I wonder if they realize that their whole existence is for someone else’s amusement. I feel like that sometimes – like my life is about everyone else – helping them, serving them, making sure their feelings aren’t hurt. And once in a while, I engage my bitch-switch and cross them off my list. It’s never planned or deliberate – it just happens.
Even today, when all I wanted to do was plunk in an easy chair and stare at the fish, I worried about my workmates. I wondered what they’d think if they saw me sitting there, and whether they’d doubt my sanity and worry for their safety. A few of them walked by and threw me searching glances. Others came and struck up conversation. But really, I just wanted to see the fish. I sat there for a while, ten, maybe 15 minutes. Then I realized I could sit there all day, and I’d lost lunch at 11, so I went back to my desk.
Still, as I was watching the fish, a strange thing happened. I found that I felt sorry for them. I felt like even if they wanted to get out of the glass box, they couldn’t because they were trapped, and if they left without the guidance of a tank supervisor [with a bucket and a polythene bag] they would die. I’ve never thought that way before. I’ve never felt pity for myself.
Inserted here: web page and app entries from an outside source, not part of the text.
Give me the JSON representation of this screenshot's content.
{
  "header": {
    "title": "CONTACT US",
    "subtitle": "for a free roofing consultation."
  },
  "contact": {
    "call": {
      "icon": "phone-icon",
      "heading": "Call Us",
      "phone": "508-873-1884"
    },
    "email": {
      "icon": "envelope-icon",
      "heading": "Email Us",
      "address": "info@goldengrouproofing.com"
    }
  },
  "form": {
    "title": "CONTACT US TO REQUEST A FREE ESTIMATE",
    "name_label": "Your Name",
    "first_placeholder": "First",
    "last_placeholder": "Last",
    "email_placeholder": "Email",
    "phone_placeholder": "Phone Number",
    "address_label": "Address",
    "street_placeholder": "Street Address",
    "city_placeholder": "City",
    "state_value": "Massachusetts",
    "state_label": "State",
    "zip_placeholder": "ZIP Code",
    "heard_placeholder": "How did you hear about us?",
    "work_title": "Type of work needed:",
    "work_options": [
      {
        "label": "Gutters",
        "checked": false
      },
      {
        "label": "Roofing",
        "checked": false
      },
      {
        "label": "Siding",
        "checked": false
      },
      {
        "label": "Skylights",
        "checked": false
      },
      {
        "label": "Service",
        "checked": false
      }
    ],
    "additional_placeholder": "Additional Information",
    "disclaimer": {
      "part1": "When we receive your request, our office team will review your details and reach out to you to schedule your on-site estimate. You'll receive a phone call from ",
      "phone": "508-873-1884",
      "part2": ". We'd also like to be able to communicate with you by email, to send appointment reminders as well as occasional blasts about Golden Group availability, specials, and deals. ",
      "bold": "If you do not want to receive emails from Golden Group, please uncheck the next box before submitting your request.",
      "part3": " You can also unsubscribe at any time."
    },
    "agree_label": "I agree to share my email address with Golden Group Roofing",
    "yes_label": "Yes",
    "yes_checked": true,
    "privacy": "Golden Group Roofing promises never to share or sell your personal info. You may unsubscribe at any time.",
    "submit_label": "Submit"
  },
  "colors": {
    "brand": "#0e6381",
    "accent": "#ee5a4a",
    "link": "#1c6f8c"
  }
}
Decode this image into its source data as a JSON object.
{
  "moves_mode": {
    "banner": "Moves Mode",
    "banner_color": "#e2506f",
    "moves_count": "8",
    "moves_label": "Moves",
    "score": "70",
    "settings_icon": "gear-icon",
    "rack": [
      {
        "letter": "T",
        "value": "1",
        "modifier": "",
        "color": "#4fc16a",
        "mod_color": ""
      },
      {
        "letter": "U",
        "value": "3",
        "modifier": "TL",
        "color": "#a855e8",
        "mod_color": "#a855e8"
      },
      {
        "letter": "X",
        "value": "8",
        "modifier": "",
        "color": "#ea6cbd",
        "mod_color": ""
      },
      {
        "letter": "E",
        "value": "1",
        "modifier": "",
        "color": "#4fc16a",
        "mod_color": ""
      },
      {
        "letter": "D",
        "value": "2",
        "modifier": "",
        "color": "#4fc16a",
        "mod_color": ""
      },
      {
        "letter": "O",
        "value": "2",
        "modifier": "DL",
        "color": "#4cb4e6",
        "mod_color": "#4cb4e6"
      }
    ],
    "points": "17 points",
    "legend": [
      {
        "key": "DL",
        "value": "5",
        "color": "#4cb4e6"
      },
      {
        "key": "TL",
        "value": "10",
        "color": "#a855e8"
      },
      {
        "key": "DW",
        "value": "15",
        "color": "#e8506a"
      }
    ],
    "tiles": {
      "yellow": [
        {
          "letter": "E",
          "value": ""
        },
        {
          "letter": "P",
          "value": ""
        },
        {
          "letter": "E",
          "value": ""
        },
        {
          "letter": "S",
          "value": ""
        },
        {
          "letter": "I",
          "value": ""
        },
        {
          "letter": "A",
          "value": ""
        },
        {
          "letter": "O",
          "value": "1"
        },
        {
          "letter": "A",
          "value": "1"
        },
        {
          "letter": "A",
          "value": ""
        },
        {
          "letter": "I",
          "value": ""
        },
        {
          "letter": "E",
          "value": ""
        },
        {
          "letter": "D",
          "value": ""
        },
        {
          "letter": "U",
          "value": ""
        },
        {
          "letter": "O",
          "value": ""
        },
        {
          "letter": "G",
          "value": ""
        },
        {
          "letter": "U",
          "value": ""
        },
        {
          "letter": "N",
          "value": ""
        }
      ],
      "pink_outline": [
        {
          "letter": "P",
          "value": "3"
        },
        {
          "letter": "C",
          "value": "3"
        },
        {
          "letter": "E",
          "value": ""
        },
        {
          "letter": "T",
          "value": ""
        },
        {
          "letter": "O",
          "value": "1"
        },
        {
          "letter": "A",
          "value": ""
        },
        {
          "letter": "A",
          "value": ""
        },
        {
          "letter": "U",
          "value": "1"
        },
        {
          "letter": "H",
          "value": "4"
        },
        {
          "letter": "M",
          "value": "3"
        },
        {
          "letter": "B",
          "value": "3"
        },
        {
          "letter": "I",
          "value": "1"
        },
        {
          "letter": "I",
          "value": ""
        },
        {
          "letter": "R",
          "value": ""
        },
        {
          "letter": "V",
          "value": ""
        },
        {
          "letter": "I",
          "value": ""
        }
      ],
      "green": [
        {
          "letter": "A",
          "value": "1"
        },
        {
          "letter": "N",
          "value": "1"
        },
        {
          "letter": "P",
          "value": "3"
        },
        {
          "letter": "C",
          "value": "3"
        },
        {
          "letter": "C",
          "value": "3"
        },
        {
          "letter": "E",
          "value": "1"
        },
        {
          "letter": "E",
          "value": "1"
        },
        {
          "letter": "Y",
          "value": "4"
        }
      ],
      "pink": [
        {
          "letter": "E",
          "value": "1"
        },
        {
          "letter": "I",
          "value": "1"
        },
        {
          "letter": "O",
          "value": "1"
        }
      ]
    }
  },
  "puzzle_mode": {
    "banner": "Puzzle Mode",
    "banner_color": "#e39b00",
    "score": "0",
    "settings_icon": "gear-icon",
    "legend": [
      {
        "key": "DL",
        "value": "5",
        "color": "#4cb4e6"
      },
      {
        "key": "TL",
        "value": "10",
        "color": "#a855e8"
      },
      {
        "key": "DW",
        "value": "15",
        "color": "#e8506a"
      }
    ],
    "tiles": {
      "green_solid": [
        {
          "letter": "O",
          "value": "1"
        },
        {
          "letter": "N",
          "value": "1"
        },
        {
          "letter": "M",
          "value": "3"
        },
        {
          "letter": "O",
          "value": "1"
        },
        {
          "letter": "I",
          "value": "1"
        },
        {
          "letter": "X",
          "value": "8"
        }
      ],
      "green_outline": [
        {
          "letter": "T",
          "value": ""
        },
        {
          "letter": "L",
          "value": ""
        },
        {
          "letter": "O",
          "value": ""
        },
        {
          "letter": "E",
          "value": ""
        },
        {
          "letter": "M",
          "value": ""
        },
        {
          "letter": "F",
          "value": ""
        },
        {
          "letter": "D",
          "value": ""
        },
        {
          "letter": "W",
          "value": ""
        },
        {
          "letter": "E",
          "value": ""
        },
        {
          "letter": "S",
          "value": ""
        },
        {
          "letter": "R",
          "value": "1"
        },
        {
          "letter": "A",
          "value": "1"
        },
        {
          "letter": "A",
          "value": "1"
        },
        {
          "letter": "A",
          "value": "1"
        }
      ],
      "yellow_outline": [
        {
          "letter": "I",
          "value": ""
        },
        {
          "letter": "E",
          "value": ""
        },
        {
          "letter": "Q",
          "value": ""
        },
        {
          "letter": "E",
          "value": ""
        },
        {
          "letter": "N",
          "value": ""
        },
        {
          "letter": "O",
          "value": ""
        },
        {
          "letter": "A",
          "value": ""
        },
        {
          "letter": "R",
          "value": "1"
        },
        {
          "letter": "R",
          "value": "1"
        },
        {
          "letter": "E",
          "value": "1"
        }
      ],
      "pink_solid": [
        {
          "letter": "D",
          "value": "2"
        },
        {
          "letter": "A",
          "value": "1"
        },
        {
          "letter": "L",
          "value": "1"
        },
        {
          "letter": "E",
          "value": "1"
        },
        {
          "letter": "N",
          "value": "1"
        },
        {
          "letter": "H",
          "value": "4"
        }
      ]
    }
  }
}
I’m not really sure where this is coming from. My favourite drug is missing, so these could simply be withdrawal symptoms. It could be because I’ve been watching a particular girl, and hating her, and wishing I was more like her, yet people who know us think we’re exactly a like. It could be because I woke up at 4 and this day feel two weeks long. Or it could be because I feel guilty for having those fries and breaking my diet.
Whatever the reason is, when I watched the fish, I felt sad, and I think I know why. I was talking with my favourite drug, and he said something interesting. I was whining – as I usually do – and he said I spend a lot on negative energy, and I should simply turn things around. I said I was afraid to change my view, because if I did, I would no longer be me. Then he asked two questions – if I change my view, what makes me think I’ll no longer be me? And in the end, would I rather be constant or happy? Of course I said I wanted to be happy. But does being happy mean I’m no longer me? And if it does … is that so bad?
So here I am, sadly staring at the fishies, and seeing that I want to leave this clear glass shell, but I’m afraid that if I do, I’ll die. If I do survive, I’ll no longer be a fish. I’ll be some strange, amphibious toad-like creature with gills, lungs, and maybe gold scales. And I’d probably be really, really happy … but for me … random happiness is an extremely confusing emotion. Hopefully, at some point in this analogy, it will hit me that I’m not actually a fish.